### About this task:
Where a line in the entries below contains the word "comment", count it. Return the total alone.

(Web page and app entries)

###

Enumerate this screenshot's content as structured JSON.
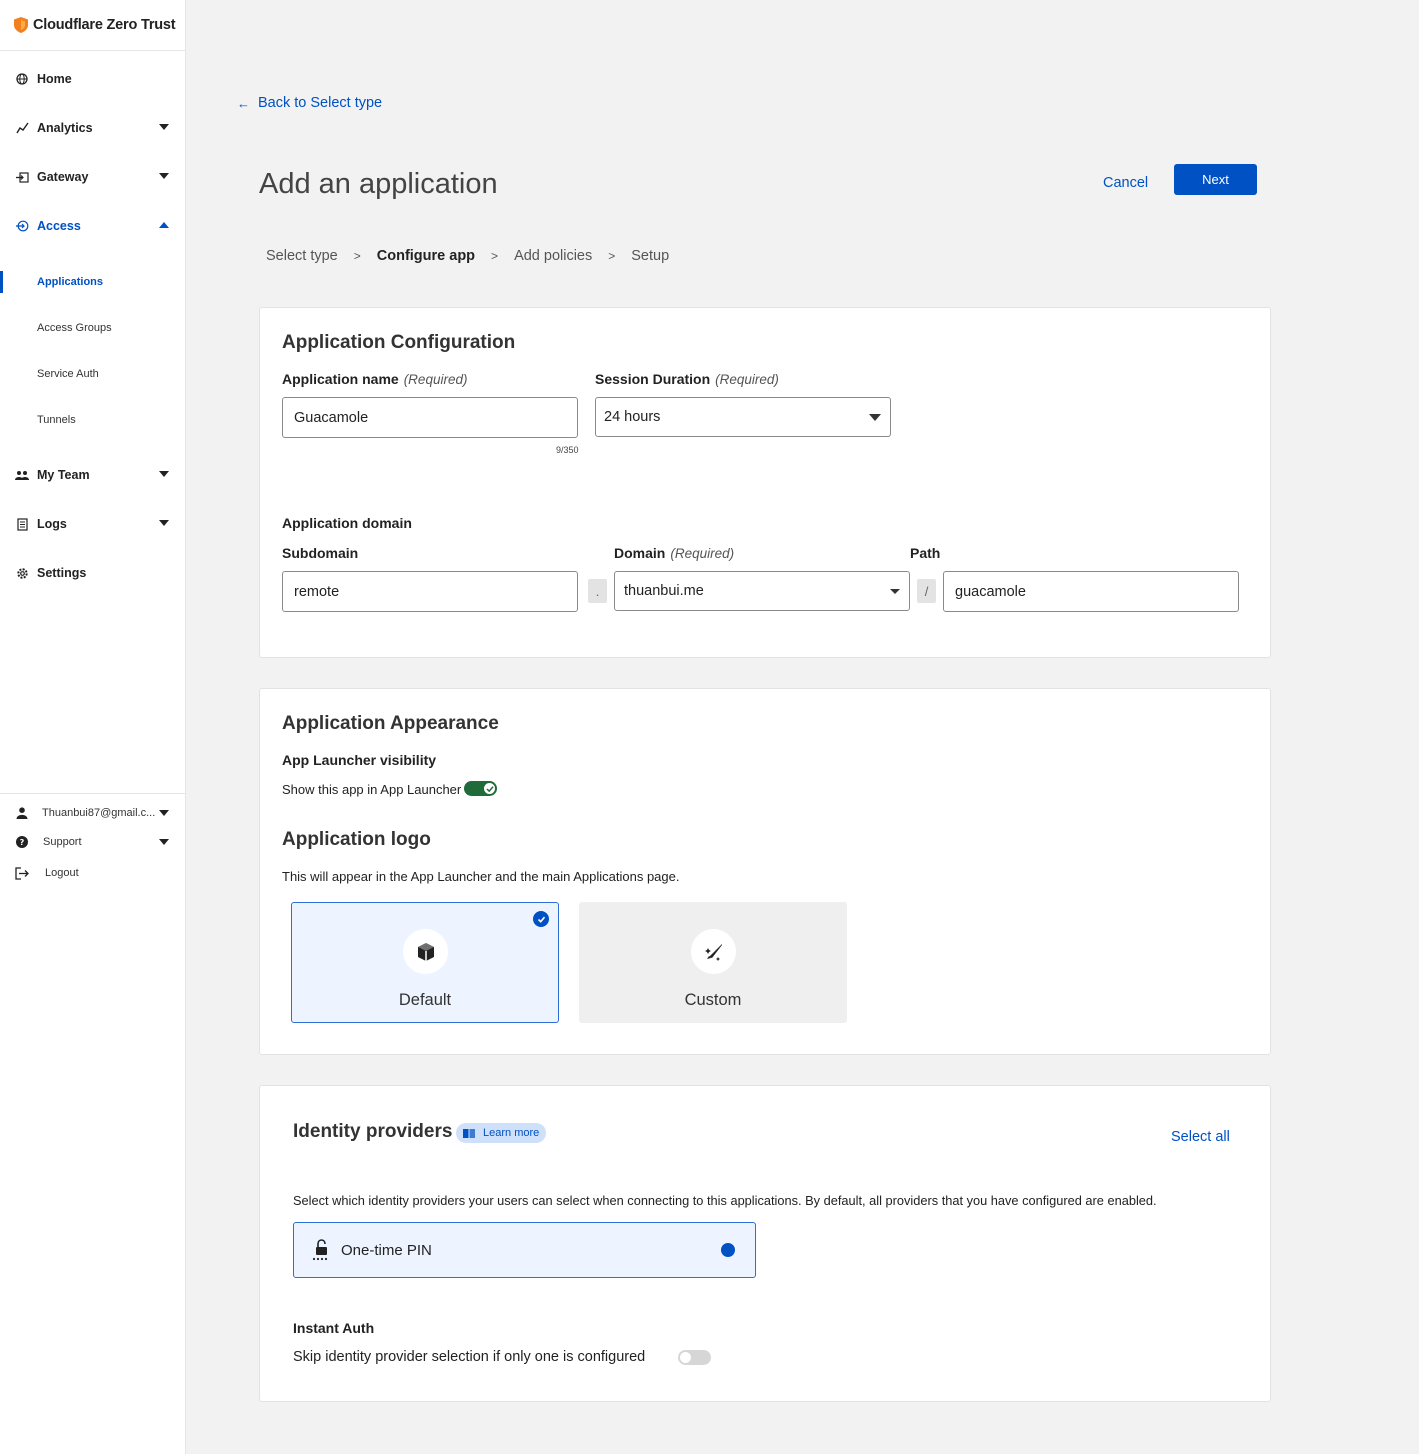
{
  "sidebar": {
    "brand": "Cloudflare Zero Trust",
    "items": [
      {
        "label": "Home",
        "icon": "globe-icon"
      },
      {
        "label": "Analytics",
        "icon": "analytics-icon"
      },
      {
        "label": "Gateway",
        "icon": "gateway-icon"
      },
      {
        "label": "Access",
        "icon": "access-icon"
      },
      {
        "label": "My Team",
        "icon": "team-icon"
      },
      {
        "label": "Logs",
        "icon": "logs-icon"
      },
      {
        "label": "Settings",
        "icon": "gear-icon"
      }
    ],
    "access_sub": [
      "Applications",
      "Access Groups",
      "Service Auth",
      "Tunnels"
    ],
    "footer": {
      "account": "Thuanbui87@gmail.c...",
      "support": "Support",
      "logout": "Logout"
    }
  },
  "header": {
    "back_link": "Back to Select type",
    "title": "Add an application",
    "cancel": "Cancel",
    "next": "Next"
  },
  "steps": [
    "Select type",
    "Configure app",
    "Add policies",
    "Setup"
  ],
  "step_separator": ">",
  "config": {
    "title": "Application Configuration",
    "app_name_label": "Application name",
    "required": "(Required)",
    "app_name_value": "Guacamole",
    "app_name_counter": "9/350",
    "session_label": "Session Duration",
    "session_value": "24 hours",
    "domain_title": "Application domain",
    "subdomain_label": "Subdomain",
    "subdomain_value": "remote",
    "domain_label": "Domain",
    "domain_value": "thuanbui.me",
    "path_label": "Path",
    "path_value": "guacamole",
    "dot": ".",
    "slash": "/"
  },
  "appearance": {
    "title": "Application Appearance",
    "launcher_label": "App Launcher visibility",
    "launcher_text": "Show this app in App Launcher",
    "launcher_enabled": true,
    "logo_title": "Application logo",
    "logo_desc": "This will appear in the App Launcher and the main Applications page.",
    "logo_options": [
      "Default",
      "Custom"
    ]
  },
  "identity": {
    "title": "Identity providers",
    "learn_more": "Learn more",
    "select_all": "Select all",
    "description": "Select which identity providers your users can select when connecting to this applications. By default, all providers that you have configured are enabled.",
    "provider": "One-time PIN",
    "instant_auth_label": "Instant Auth",
    "instant_auth_text": "Skip identity provider selection if only one is configured",
    "instant_auth_enabled": false
  },
  "colors": {
    "accent": "#0051c3",
    "toggle_on": "#1f6b3a",
    "brand_orange": "#f38020"
  }
}
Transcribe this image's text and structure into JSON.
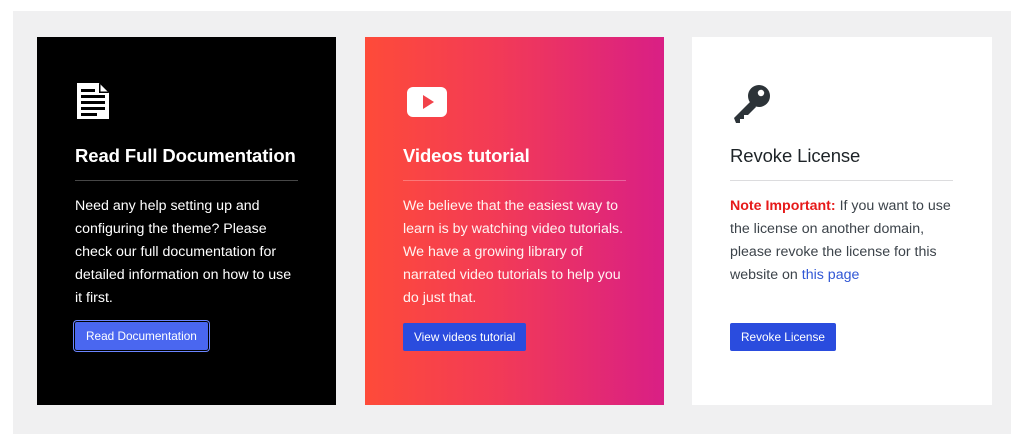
{
  "cards": [
    {
      "icon": "document-icon",
      "title": "Read Full Documentation",
      "description": "Need any help setting up and configuring the theme? Please check our full documentation for detailed information on how to use it first.",
      "button_label": "Read Documentation"
    },
    {
      "icon": "play-video-icon",
      "title": "Videos tutorial",
      "description": "We believe that the easiest way to learn is by watching video tutorials. We have a growing library of narrated video tutorials to help you do just that.",
      "button_label": "View videos tutorial"
    },
    {
      "icon": "key-icon",
      "title": "Revoke License",
      "note_label": "Note Important:",
      "description": " If you want to use the license on another domain, please revoke the license for this website on ",
      "link_text": "this page",
      "button_label": "Revoke License"
    }
  ],
  "colors": {
    "dark_card": "#000000",
    "gradient_start": "#fe4b39",
    "gradient_end": "#d91f85",
    "button": "#2a4cde",
    "note": "#e61a1a",
    "link": "#3157d5"
  }
}
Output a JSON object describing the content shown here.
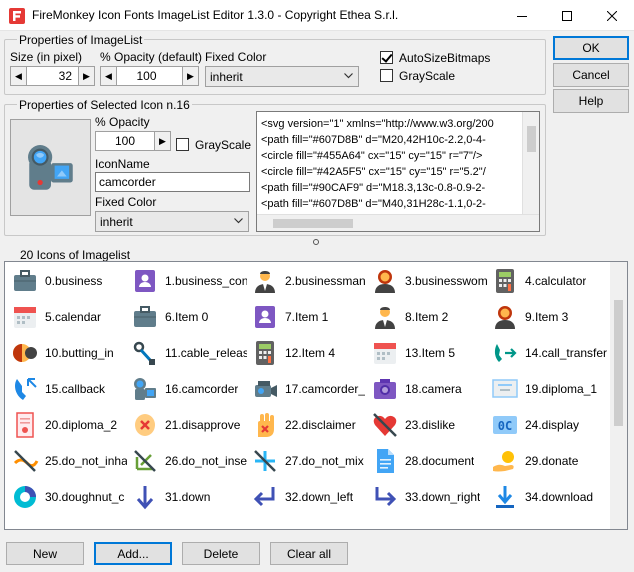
{
  "window": {
    "title": "FireMonkey Icon Fonts ImageList Editor 1.3.0 - Copyright Ethea S.r.l."
  },
  "imagelist": {
    "legend": "Properties of ImageList",
    "size_label": "Size (in pixel)",
    "size_value": "32",
    "opacity_label": "% Opacity (default)",
    "opacity_value": "100",
    "fixed_color_label": "Fixed Color",
    "fixed_color_value": "inherit",
    "autosize_label": "AutoSizeBitmaps",
    "autosize_checked": true,
    "grayscale_label": "GrayScale",
    "grayscale_checked": false
  },
  "selected_icon": {
    "legend": "Properties of Selected Icon n.16",
    "opacity_label": "% Opacity",
    "opacity_value": "100",
    "grayscale_label": "GrayScale",
    "grayscale_checked": false,
    "iconname_label": "IconName",
    "iconname_value": "camcorder",
    "fixed_color_label": "Fixed Color",
    "fixed_color_value": "inherit",
    "svg_lines": [
      "<svg version=\"1\" xmlns=\"http://www.w3.org/200",
      "  <path fill=\"#607D8B\" d=\"M20,42H10c-2.2,0-4-",
      "  <circle fill=\"#455A64\" cx=\"15\" cy=\"15\" r=\"7\"/>",
      "  <circle fill=\"#42A5F5\" cx=\"15\" cy=\"15\" r=\"5.2\"/",
      "  <path fill=\"#90CAF9\" d=\"M18.3,13c-0.8-0.9-2-",
      "  <path fill=\"#607D8B\" d=\"M40,31H28c-1.1,0-2-"
    ]
  },
  "dialog_buttons": {
    "ok": "OK",
    "cancel": "Cancel",
    "help": "Help"
  },
  "icons_panel": {
    "legend": "20 Icons of Imagelist",
    "items": [
      {
        "label": "0.business",
        "icon": "briefcase-icon"
      },
      {
        "label": "1.business_con",
        "icon": "contact-badge-icon"
      },
      {
        "label": "2.businessman",
        "icon": "businessman-icon"
      },
      {
        "label": "3.businesswom",
        "icon": "businesswoman-icon"
      },
      {
        "label": "4.calculator",
        "icon": "calculator-icon"
      },
      {
        "label": "5.calendar",
        "icon": "calendar-icon"
      },
      {
        "label": "6.Item 0",
        "icon": "briefcase-icon"
      },
      {
        "label": "7.Item 1",
        "icon": "contact-badge-icon"
      },
      {
        "label": "8.Item 2",
        "icon": "businessman-icon"
      },
      {
        "label": "9.Item 3",
        "icon": "businesswoman-icon"
      },
      {
        "label": "10.butting_in",
        "icon": "butting-in-icon"
      },
      {
        "label": "11.cable_releas",
        "icon": "cable-release-icon"
      },
      {
        "label": "12.Item 4",
        "icon": "calculator-icon"
      },
      {
        "label": "13.Item 5",
        "icon": "calendar-icon"
      },
      {
        "label": "14.call_transfer",
        "icon": "call-transfer-icon"
      },
      {
        "label": "15.callback",
        "icon": "callback-icon"
      },
      {
        "label": "16.camcorder",
        "icon": "camcorder-icon"
      },
      {
        "label": "17.camcorder_",
        "icon": "camcorder-pro-icon"
      },
      {
        "label": "18.camera",
        "icon": "camera-icon"
      },
      {
        "label": "19.diploma_1",
        "icon": "diploma-icon"
      },
      {
        "label": "20.diploma_2",
        "icon": "diploma-2-icon"
      },
      {
        "label": "21.disapprove",
        "icon": "disapprove-icon"
      },
      {
        "label": "22.disclaimer",
        "icon": "disclaimer-icon"
      },
      {
        "label": "23.dislike",
        "icon": "dislike-icon"
      },
      {
        "label": "24.display",
        "icon": "display-icon"
      },
      {
        "label": "25.do_not_inha",
        "icon": "do-not-inhale-icon"
      },
      {
        "label": "26.do_not_inse",
        "icon": "do-not-insert-icon"
      },
      {
        "label": "27.do_not_mix",
        "icon": "do-not-mix-icon"
      },
      {
        "label": "28.document",
        "icon": "document-icon"
      },
      {
        "label": "29.donate",
        "icon": "donate-icon"
      },
      {
        "label": "30.doughnut_c",
        "icon": "doughnut-chart-icon"
      },
      {
        "label": "31.down",
        "icon": "arrow-down-icon"
      },
      {
        "label": "32.down_left",
        "icon": "arrow-down-left-icon"
      },
      {
        "label": "33.down_right",
        "icon": "arrow-down-right-icon"
      },
      {
        "label": "34.download",
        "icon": "download-icon"
      }
    ]
  },
  "bottom_buttons": {
    "new": "New",
    "add": "Add...",
    "delete": "Delete",
    "clear_all": "Clear all"
  }
}
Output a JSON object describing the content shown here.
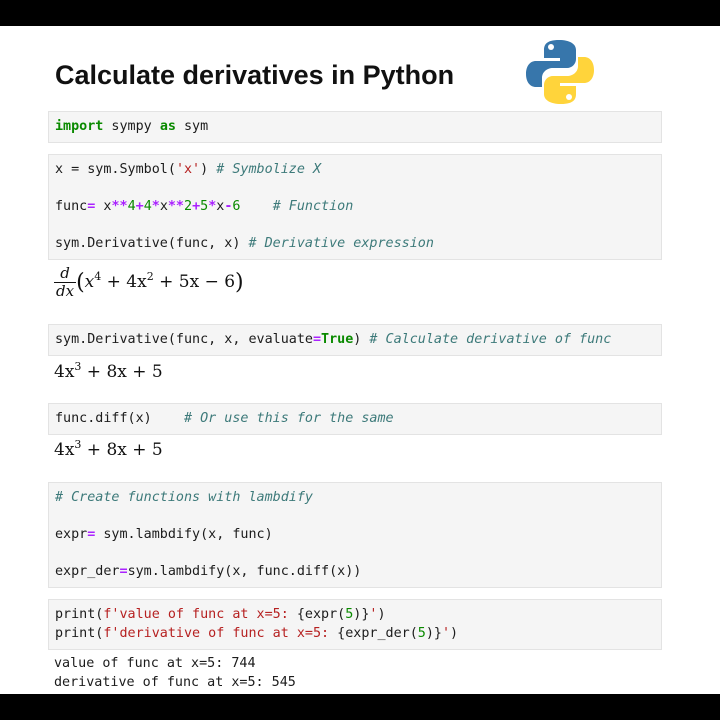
{
  "title": "Calculate derivatives in Python",
  "logo": {
    "icon": "python-logo-icon",
    "colors": [
      "#3776ab",
      "#ffd43b"
    ]
  },
  "cell1": {
    "kw_import": "import",
    "t1": " sympy ",
    "kw_as": "as",
    "t2": " sym"
  },
  "cell2": {
    "line1": {
      "code": "x = sym.Symbol(",
      "str": "'x'",
      "close": ") ",
      "comment": "# Symbolize X"
    },
    "line2": {
      "a": "func",
      "op1": "=",
      "b": " x",
      "op2": "**",
      "n1": "4",
      "op3": "+",
      "n2": "4",
      "op4": "*",
      "c": "x",
      "op5": "**",
      "n3": "2",
      "op6": "+",
      "n4": "5",
      "op7": "*",
      "d": "x",
      "op8": "-",
      "n5": "6",
      "pad": "    ",
      "comment": "# Function"
    },
    "line3": {
      "code": "sym.Derivative(func, x) ",
      "comment": "# Derivative expression"
    }
  },
  "out2": {
    "frac_num": "d",
    "frac_den": "dx",
    "expr_open": "(",
    "expr": "x",
    "e4": "4",
    "mid": " + 4x",
    "e2": "2",
    "tail": " + 5x − 6",
    "expr_close": ")"
  },
  "cell3": {
    "code": "sym.Derivative(func, x, evaluate",
    "op": "=",
    "kw": "True",
    "close": ") ",
    "comment": "# Calculate derivative of func"
  },
  "out3": {
    "a": "4x",
    "e": "3",
    "b": " + 8x + 5"
  },
  "cell4": {
    "code": "func.diff(x)",
    "pad": "    ",
    "comment": "# Or use this for the same"
  },
  "out4": {
    "a": "4x",
    "e": "3",
    "b": " + 8x + 5"
  },
  "cell5": {
    "comment": "# Create functions with lambdify",
    "line2": {
      "a": "expr",
      "op": "=",
      "b": " sym.lambdify(x, func)"
    },
    "line3": {
      "a": "expr_der",
      "op": "=",
      "b": "sym.lambdify(x, func.diff(x))"
    }
  },
  "cell6": {
    "line1": {
      "a": "print(",
      "s1": "f'value of func at x=5: ",
      "b": "{expr(",
      "n": "5",
      "c": ")}",
      "s2": "'",
      "d": ")"
    },
    "line2": {
      "a": "print(",
      "s1": "f'derivative of func at x=5: ",
      "b": "{expr_der(",
      "n": "5",
      "c": ")}",
      "s2": "'",
      "d": ")"
    }
  },
  "out6": {
    "line1": "value of func at x=5: 744",
    "line2": "derivative of func at x=5: 545"
  }
}
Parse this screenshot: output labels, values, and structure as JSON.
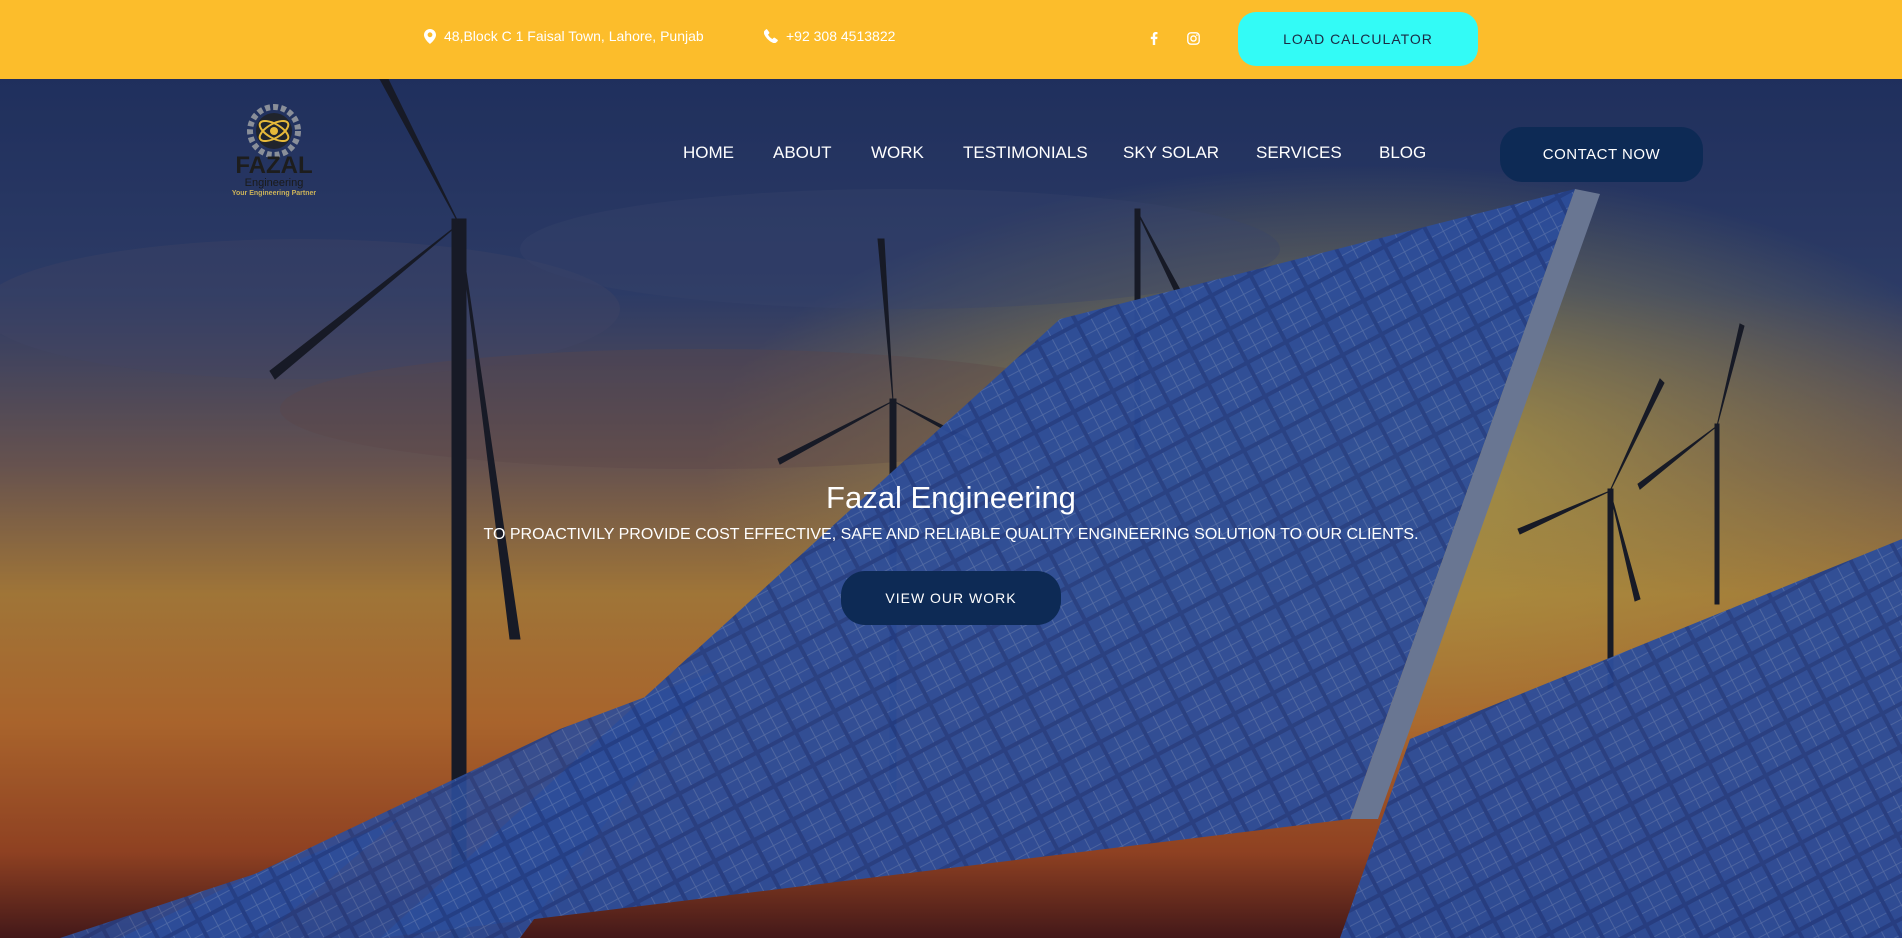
{
  "topbar": {
    "address": "48,Block C 1 Faisal Town, Lahore, Punjab",
    "phone": "+92 308 4513822",
    "social": {
      "facebook_icon": "f",
      "instagram_icon": "instagram"
    },
    "load_calculator": "LOAD CALCULATOR",
    "background_color": "#fcbd2b",
    "button_color": "#33fbf6"
  },
  "logo": {
    "name": "FAZAL",
    "sub": "Engineering",
    "tagline": "Your Engineering Partner"
  },
  "nav": {
    "items": [
      "HOME",
      "ABOUT",
      "WORK",
      "TESTIMONIALS",
      "SKY SOLAR",
      "SERVICES",
      "BLOG"
    ],
    "contact": "CONTACT NOW",
    "accent_color": "#0d2a55"
  },
  "hero": {
    "title": "Fazal Engineering",
    "subtitle": "TO PROACTIVILY PROVIDE COST EFFECTIVE, SAFE AND RELIABLE QUALITY ENGINEERING SOLUTION TO OUR CLIENTS.",
    "cta": "VIEW OUR WORK"
  }
}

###

### Output below:
6